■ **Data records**

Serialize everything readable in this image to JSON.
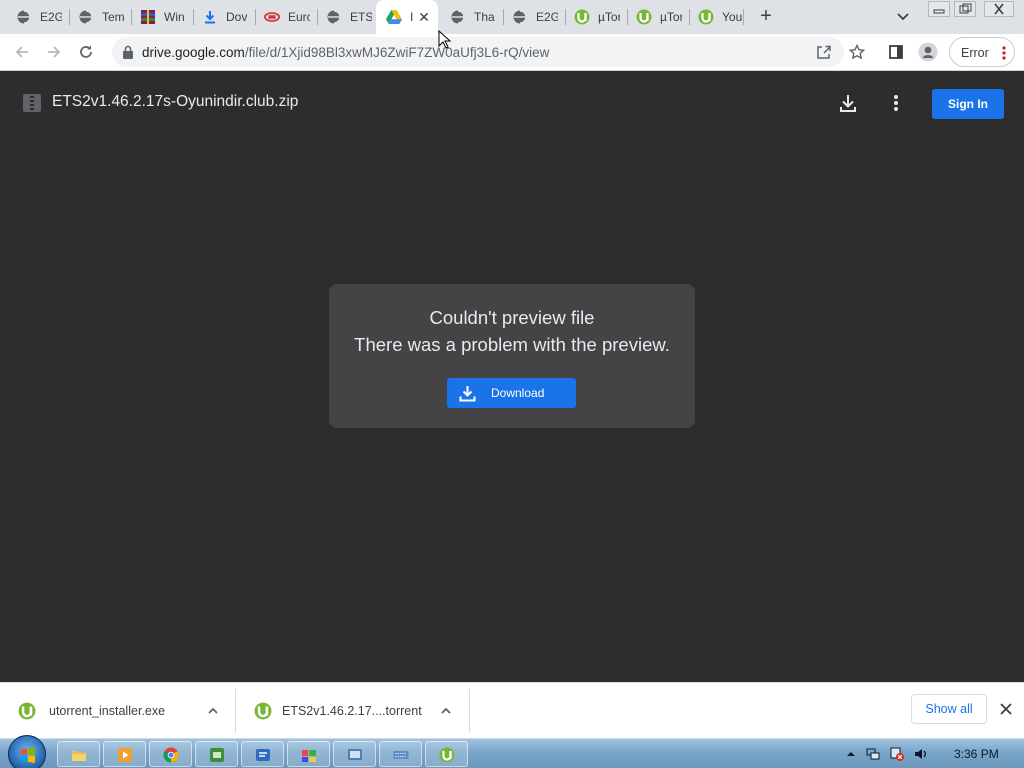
{
  "browser": {
    "tabs": [
      {
        "title": "E2G",
        "icon": "globe-icon"
      },
      {
        "title": "Tem",
        "icon": "globe-icon"
      },
      {
        "title": "Win",
        "icon": "winrar-icon"
      },
      {
        "title": "Dov",
        "icon": "download-arrow-icon"
      },
      {
        "title": "Eurc",
        "icon": "truck-game-icon"
      },
      {
        "title": "ETS",
        "icon": "globe-icon"
      },
      {
        "title": "I",
        "icon": "google-drive-icon",
        "active": true
      },
      {
        "title": "Tha",
        "icon": "globe-icon"
      },
      {
        "title": "E2G",
        "icon": "globe-icon"
      },
      {
        "title": "µTor",
        "icon": "utorrent-icon"
      },
      {
        "title": "µTor",
        "icon": "utorrent-icon"
      },
      {
        "title": "You",
        "icon": "utorrent-icon"
      }
    ],
    "url_host": "drive.google.com",
    "url_path": "/file/d/1Xjid98Bl3xwMJ6ZwiF7ZW0aUfj3L6-rQ/view",
    "profile_status": "Error"
  },
  "viewer": {
    "filename": "ETS2v1.46.2.17s-Oyunindir.club.zip",
    "signin_label": "Sign In",
    "error_title": "Couldn't preview file",
    "error_message": "There was a problem with the preview.",
    "download_label": "Download"
  },
  "downloads": {
    "items": [
      {
        "name": "utorrent_installer.exe",
        "icon": "utorrent-icon"
      },
      {
        "name": "ETS2v1.46.2.17....torrent",
        "icon": "utorrent-icon"
      }
    ],
    "show_all_label": "Show all"
  },
  "taskbar": {
    "clock": "3:36 PM",
    "apps": [
      "explorer-icon",
      "media-player-icon",
      "chrome-icon",
      "app-icon",
      "app-icon",
      "app-icon",
      "app-icon",
      "keyboard-icon",
      "utorrent-icon"
    ]
  },
  "colors": {
    "accent": "#1a73e8",
    "viewer_bg": "#2d2d2d",
    "dialog_bg": "#444446",
    "utorrent_green": "#78b636"
  }
}
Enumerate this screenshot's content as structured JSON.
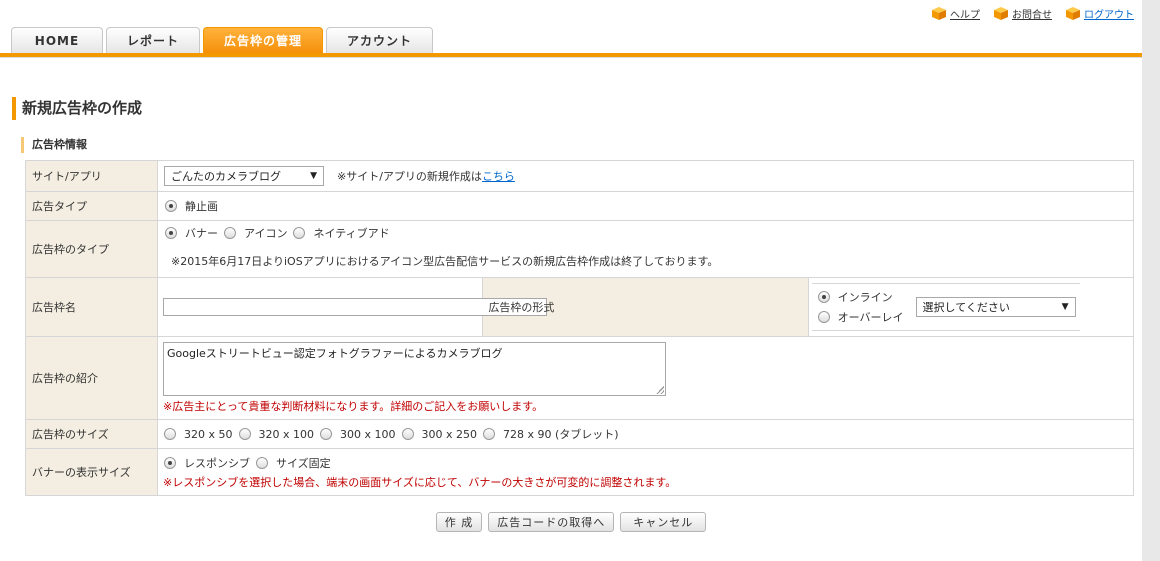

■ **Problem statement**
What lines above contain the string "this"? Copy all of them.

■ **Answer below**
Serialize everything readable in this image to JSON.
Enumerate this screenshot's content as structured JSON.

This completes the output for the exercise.